Stephen Mandler of Yellowstone Boys and Girls Ranch speaks in SPU’s Upper Gwinn Commons at a workshop on helping teens through difficult times.
When Seattle Pacific University’s School of Psychology, Family, and Community offered the workshop “Helping Teens Through Turbulence” on October 12, 2013, 128 parents, educators, and youth workers filled the room.
At the event, experts from Yellowstone Boys and Girls Ranch and from SPU’s Clinical Psychology program offered strategies to help teens through challenging years. Here are a few places to start:
From snarky attitudes to risk taking, adolescents often engage in behaviors that parents don’t like, says Amy Mezulis, associate professor of clinical psychology. “But some of what feels unusual is just normal teen behavior.”
Several books can help parents sort the normal from the abnormal. And remember, says Mezulis, “Depression, eating disorders, substance abuse — a lot of the maladaptive behaviors start in adolescence. Look for things that kids are doing that are potentially dangerous or habit forming.”
“It’s helpful to educate yourself about teen development,” adds David Stewart, associate professor and chair of clinical psychology at SPU. “When kids are born, parents are much more likely to get developmental books and learn what to expect in the first year. But you can do that kind of learning and reading throughout the life span.”
Teens’ brains are undergoing significant growth, making them less mentally organized than preteens, explains Stewart.
“While you’re giving more independence, teens actually need a little more structured monitoring,” he says. Spend a few minutes on joint problem solving, and help your teen consider more “what-ifs” in case the unexpected happens.
No matter a person’s age, when someone is having emotional or behavioral problems, it can signal that their capacity to handle the stressors in their life is being overwhelmed, explains Mezulis. “Ask what skills does the adolescent seem to be missing that are necessary for them to function,” she says. “That’s different for every kid.”
Does the teen get overwhelmed by their emotions? “Then the skill they need is better strategies for recognizing their emotional state and regulating their emotions,” she explains. “Maybe they need some relaxation skills; maybe they need strategies for distraction.”

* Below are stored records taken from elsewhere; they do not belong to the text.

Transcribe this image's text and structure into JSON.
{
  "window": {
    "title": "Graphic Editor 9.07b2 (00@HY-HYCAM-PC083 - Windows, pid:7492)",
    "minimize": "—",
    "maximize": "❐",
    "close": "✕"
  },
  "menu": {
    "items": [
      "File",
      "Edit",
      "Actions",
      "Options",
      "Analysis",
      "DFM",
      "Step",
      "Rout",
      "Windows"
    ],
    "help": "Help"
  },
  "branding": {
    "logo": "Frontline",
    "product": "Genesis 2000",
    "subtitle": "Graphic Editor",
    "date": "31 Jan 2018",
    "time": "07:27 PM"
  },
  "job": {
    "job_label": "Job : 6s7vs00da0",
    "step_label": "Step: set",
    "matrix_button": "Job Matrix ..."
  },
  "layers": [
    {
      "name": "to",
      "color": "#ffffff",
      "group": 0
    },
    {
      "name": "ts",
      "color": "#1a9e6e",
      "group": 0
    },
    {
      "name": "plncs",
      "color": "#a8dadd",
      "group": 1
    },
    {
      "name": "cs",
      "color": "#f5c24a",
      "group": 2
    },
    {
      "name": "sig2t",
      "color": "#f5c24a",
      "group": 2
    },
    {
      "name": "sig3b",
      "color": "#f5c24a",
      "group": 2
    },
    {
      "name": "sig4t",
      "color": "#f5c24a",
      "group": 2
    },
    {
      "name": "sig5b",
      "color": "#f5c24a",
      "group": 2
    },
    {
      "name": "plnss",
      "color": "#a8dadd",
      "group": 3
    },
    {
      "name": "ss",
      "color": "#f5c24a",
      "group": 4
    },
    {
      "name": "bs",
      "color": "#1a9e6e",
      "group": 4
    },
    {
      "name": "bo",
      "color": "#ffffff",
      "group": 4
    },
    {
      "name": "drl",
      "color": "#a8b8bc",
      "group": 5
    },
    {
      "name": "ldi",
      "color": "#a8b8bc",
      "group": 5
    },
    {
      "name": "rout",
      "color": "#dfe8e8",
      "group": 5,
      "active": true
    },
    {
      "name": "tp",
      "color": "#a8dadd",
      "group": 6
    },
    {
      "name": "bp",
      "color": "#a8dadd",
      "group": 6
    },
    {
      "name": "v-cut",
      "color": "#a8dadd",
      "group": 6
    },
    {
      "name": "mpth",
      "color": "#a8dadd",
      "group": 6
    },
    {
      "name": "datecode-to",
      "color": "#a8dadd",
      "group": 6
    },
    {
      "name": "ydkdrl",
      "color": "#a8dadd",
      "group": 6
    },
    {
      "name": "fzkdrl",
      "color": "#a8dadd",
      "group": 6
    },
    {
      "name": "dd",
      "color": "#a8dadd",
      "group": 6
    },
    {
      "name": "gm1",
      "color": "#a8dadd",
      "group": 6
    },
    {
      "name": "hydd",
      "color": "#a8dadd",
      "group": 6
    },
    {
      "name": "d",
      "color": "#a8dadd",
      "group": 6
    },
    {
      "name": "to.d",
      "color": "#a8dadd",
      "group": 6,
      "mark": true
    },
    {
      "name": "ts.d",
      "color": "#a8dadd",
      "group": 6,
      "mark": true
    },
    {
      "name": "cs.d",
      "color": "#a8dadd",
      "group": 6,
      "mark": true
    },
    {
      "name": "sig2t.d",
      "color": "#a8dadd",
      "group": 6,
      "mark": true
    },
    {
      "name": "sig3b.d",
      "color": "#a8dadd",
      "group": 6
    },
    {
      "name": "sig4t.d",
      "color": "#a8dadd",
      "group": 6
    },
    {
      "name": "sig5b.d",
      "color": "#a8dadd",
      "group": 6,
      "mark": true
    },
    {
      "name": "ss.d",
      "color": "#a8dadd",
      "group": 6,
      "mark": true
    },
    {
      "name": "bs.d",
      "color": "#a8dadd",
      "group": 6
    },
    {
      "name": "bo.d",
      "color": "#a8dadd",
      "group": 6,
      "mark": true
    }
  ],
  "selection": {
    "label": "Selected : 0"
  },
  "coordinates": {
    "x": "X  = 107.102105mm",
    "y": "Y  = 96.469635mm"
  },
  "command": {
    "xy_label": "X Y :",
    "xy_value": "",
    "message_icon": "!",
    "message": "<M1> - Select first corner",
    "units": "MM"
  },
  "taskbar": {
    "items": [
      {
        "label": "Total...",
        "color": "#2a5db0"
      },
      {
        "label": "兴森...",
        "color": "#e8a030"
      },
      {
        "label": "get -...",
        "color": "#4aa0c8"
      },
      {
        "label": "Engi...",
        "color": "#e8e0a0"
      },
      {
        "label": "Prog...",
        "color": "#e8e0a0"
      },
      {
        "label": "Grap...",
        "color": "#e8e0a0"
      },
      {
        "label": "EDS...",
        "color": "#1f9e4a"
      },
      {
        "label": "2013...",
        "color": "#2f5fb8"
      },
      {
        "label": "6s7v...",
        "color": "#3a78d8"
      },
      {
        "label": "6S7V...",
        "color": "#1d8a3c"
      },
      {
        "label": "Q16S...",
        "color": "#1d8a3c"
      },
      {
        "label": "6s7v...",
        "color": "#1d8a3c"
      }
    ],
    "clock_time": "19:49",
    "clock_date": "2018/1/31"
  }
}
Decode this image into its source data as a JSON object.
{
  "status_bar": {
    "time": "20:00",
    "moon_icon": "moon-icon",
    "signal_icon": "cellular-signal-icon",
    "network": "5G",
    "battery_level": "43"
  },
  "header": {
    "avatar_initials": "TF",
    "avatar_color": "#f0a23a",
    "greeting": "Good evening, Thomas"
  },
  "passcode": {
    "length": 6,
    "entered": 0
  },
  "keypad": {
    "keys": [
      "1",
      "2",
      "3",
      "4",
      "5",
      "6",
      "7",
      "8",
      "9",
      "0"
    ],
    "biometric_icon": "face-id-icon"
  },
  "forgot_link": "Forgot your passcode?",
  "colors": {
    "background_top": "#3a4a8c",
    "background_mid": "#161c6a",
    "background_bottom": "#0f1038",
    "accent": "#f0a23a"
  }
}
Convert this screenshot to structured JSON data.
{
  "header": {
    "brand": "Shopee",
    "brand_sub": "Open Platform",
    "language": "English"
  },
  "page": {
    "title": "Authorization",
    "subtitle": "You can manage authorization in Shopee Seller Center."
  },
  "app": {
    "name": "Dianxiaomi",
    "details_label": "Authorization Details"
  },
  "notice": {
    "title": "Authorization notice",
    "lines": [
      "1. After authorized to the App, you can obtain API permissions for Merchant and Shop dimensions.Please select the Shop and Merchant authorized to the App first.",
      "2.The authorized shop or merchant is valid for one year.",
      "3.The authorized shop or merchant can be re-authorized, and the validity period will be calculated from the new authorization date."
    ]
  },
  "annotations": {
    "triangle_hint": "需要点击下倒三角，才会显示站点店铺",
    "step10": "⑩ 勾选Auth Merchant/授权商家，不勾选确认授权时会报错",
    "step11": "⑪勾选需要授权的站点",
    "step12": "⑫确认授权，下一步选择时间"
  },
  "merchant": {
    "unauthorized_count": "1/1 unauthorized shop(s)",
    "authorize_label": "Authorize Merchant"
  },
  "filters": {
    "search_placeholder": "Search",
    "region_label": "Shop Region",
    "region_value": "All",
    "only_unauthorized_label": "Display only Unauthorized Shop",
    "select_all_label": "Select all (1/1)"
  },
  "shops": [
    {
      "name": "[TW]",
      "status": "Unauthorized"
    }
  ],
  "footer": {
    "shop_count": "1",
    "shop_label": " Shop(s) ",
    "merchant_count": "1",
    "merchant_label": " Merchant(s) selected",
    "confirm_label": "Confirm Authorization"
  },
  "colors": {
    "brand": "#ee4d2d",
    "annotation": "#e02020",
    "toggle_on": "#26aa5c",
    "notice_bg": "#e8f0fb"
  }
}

Punishment is used to stop a behavior, says Stewart, adding that if a teen is misusing a cell phone, for instance, it makes sense to take it away for a time. “But punishment doesn’t teach the new behavior,” he adds. “To get the responsible behavior, you need to reward it, and you need a ratio of something like five rewards to one punishment to teach a behavior.”
During times of teen turbulence, siblings can suffer. “Checking in with the siblings to give them devoted one-to-one time is pretty important,” says Stephen Mandler, child and adolescent psychiatrist and chief medical officer for Yellowstone Boys and Girls Ranch.
Likewise, parents should maintain a united front. “Children are students of their parents’ interpersonal relationship,” Mandler adds. Foster good parent-to- parent communication, he advises, and keep disagreements about financial problems or marital issues behind closed doors.
“It’s often novel to troubled teens that anyone listens to them,” says Stewart. “Say ‘I want to hear from you and then you’ll hear from me.’ It’s hard to listen to them sometimes; there will be a lot of errors in their thinking. But if you can hang in there, when someone’s been listened to, you really do get your turn.”
Whether of not your teen is facing challenges, connecting with a family therapist can offer perspective. “The idea behind counseling is to identify those couple of key skills that, if the teen could improve, would solve a lot of the emotional and behavior problems,” says Mezulis.
Adds Mandler: “You’d probably go in as a family. Ask what can you do to improve communication as a family, and a therapist can help a lot.”